They work for tips so at the end of the tour we all gave Alex some Bolivianos to support his young family. Dave, however, asks you to please not give him money. This is where Crazy Dave gets most interesting and legends of which can be heard all of the gringo trail… Dave explains that he’s a junky and he’s been clean for a while now but he knows that if he has cash it will just burn a hole in his pocket and he’ll go and get high again. ‘Nawwww, what a responsible man who’s trying to get his life back on track’, we all think. If you don’t mind, he says, we can follow him up to the grocery store and help him buy some groceries. Lovely! We can do a good deed for the day! This happens with every tour: Dave gets an enormous tin of powdered milk and a couple of other bits and pieces. The total bill is split between 8 of us and we end up paying far more than I’ve ever tipped a walking tour guide. But no one minds because we’re doing a good deed.
The odd thing is that everyone who’s ever been on Dave and Alex’s tours has had the same experience. They do two tours a day… What does one man do with so much powdered milk?! Upon being asked that question, Dave explained that he buries it all under a bridge to save it. If he’s ever in dire straits he knows he always has some nutrition in the form of powdered milk squirrelled away. That must be a Golden Gate-sized bridge to be able to fit all that powdered milk under it though… No one knows what the deal actually is. Fish is sceptical and thinks Dave has an agreement with the supermarket and they split the profit they make from the overpriced milk. Dave seems to be awfully savvy on how to get your hands on good cocaine (he can help you out at the end of the tour if you like) so perhaps this is true. I’m an optimist and like to think that the man just really likes milkshakes, or does something creative with the tins.

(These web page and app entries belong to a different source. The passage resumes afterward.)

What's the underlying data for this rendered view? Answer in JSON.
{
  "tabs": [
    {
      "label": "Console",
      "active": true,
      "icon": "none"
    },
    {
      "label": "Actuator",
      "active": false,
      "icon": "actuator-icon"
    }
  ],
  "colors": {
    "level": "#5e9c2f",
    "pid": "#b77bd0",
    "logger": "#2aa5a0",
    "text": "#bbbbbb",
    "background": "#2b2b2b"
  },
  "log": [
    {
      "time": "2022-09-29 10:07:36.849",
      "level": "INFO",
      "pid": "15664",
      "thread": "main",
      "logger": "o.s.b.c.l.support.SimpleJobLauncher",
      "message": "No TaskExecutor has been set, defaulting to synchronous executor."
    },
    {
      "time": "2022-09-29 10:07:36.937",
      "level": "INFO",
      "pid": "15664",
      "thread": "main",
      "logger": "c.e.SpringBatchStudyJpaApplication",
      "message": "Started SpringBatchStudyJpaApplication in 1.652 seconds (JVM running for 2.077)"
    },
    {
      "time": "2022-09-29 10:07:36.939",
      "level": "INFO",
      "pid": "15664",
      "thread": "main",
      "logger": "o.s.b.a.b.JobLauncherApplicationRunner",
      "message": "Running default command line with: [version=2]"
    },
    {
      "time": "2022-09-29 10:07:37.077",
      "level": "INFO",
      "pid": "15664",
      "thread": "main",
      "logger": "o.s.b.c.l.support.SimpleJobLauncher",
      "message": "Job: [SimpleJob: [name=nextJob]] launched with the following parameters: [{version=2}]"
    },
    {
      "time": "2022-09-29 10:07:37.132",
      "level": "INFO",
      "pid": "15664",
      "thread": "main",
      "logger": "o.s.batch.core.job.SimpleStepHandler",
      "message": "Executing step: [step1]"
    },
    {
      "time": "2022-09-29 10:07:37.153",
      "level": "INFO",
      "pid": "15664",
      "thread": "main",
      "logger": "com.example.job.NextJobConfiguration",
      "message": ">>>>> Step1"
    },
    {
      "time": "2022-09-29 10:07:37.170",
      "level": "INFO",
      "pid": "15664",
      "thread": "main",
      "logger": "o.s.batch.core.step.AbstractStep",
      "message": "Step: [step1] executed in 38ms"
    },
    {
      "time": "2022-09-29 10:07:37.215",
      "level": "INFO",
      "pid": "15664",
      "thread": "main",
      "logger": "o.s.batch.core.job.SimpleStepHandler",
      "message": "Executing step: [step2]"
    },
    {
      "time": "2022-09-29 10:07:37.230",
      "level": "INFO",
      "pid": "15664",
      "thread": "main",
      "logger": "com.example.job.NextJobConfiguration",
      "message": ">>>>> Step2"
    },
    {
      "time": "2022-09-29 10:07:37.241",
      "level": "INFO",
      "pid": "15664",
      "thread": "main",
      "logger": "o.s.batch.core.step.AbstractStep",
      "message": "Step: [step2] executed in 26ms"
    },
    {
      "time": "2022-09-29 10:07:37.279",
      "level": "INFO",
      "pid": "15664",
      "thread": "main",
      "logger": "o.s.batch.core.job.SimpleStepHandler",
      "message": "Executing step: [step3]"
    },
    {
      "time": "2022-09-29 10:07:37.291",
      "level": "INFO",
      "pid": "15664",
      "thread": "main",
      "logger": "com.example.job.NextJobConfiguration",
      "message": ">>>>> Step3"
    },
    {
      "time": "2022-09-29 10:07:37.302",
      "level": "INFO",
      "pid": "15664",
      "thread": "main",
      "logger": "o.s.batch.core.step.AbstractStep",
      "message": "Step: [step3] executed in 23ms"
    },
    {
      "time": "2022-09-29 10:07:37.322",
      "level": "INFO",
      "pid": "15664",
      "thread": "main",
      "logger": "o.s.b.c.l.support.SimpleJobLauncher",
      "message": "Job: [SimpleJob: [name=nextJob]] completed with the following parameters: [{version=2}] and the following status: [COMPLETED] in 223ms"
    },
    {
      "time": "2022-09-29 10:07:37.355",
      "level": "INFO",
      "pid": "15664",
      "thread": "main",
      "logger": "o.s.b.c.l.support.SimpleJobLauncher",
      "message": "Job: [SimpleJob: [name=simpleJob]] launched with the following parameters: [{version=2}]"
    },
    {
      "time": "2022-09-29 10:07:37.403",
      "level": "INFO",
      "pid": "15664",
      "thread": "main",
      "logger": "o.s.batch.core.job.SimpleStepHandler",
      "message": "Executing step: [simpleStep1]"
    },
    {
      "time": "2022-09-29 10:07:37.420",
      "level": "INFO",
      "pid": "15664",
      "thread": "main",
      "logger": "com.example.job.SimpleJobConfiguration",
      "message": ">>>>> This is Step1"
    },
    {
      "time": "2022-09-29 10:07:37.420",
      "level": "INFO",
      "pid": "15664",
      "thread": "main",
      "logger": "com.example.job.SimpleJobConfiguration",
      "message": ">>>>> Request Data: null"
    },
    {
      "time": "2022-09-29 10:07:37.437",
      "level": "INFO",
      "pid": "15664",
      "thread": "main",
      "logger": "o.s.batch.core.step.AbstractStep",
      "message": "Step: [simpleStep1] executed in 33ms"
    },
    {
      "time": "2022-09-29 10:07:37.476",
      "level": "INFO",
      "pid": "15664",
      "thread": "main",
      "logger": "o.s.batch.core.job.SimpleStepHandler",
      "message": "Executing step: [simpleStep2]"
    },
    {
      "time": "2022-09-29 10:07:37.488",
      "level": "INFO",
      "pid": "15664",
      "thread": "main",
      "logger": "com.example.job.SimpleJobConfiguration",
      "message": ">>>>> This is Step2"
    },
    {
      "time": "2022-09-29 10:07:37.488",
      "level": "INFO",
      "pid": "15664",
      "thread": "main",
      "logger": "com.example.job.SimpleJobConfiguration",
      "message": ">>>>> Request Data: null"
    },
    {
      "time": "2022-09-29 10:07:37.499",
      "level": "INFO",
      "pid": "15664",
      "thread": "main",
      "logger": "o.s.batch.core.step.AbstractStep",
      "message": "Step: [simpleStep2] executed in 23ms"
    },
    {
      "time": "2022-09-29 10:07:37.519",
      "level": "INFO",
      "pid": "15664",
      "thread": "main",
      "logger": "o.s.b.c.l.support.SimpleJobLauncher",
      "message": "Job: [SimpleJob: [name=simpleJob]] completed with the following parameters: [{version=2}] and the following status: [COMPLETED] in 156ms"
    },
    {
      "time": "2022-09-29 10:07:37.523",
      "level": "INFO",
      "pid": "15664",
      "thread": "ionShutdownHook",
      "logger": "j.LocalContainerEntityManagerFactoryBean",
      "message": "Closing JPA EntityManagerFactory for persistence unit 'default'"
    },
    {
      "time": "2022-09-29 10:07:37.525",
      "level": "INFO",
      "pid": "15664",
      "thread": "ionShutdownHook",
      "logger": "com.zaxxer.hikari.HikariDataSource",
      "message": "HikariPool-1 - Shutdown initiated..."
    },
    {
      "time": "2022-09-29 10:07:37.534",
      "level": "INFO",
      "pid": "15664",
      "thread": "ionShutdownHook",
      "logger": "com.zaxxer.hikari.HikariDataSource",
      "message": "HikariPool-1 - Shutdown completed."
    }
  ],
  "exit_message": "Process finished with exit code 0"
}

Either way, I’d totally recommend hanging out with Dave and Alex for an hour – it’s certainly something to discuss back at the hostel. Just bring some groceries with you so you can opt out of the supermarket trip.
Rumours I’ve heard about San Pedro in the future include that they’re going to straighten it out because Brad Pitt’s made a movie of Marching Powder and Bolivia is embarrassed about it. On the other hand I’ve heard that they’re building new prisons out of the city, they’re going to shut San Pedro and turn it into a museum about the prison because gringos are so damn interested. We’ll see. One thing’s for sure: the intrigue of San Pedro is alive and well on the gringo trail and it won’t be stopping any time soon – the stories are too ridiculous and outrageous to be true but they ARE!

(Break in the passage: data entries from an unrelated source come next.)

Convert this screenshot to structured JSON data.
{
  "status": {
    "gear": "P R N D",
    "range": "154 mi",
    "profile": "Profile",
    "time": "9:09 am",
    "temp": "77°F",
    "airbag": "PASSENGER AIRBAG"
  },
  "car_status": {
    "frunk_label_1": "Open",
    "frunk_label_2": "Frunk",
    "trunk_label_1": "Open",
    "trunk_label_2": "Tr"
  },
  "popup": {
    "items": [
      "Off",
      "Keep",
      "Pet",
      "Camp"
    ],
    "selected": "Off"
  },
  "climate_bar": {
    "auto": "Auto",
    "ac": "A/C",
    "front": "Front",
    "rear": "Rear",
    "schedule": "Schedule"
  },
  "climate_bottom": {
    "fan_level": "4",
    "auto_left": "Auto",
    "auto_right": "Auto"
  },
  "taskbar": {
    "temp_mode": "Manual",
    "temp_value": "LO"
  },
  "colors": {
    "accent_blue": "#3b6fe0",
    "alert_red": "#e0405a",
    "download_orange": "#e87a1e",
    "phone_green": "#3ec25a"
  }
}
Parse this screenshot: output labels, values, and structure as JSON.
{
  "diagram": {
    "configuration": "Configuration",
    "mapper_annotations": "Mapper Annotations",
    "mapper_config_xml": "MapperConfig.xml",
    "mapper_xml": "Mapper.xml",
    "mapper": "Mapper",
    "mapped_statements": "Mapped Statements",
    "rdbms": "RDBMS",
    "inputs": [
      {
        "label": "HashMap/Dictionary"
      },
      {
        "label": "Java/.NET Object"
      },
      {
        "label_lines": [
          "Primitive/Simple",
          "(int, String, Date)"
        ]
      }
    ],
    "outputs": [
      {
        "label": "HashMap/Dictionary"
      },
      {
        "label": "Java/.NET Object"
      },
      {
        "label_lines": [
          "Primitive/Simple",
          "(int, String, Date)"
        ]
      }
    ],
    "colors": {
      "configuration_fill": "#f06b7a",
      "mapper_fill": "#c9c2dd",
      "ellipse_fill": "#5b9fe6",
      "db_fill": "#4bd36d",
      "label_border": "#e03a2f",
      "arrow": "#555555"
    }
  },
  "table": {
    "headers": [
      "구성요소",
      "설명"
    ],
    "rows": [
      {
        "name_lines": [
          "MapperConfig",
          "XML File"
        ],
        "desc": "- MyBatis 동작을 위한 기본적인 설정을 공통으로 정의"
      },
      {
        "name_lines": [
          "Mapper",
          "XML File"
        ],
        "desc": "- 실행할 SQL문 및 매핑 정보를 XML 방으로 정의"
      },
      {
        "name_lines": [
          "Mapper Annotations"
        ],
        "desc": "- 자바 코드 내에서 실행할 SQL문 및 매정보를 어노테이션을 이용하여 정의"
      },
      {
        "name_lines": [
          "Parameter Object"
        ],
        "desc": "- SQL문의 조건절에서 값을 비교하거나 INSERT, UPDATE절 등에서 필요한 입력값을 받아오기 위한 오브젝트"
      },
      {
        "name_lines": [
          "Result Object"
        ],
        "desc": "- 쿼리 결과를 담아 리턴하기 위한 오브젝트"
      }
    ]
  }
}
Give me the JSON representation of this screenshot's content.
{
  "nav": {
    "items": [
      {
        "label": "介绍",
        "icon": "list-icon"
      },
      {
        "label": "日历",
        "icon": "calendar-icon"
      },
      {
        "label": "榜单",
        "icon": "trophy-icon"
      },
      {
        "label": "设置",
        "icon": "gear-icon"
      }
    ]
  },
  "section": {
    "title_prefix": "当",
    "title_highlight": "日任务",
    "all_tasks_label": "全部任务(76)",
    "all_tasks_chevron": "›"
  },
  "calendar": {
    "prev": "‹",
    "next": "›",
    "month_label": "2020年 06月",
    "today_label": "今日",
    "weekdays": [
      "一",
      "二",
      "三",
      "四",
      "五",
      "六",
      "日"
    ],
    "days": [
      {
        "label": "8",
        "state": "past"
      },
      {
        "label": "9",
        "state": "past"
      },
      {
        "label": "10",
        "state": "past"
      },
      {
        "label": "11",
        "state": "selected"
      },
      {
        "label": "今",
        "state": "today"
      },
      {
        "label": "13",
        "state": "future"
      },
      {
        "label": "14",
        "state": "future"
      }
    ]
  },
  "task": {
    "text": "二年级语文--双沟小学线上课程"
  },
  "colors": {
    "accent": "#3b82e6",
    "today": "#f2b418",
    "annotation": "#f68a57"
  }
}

The title of this blog is from ‘Stranger Than Fiction’ by Bad Religion.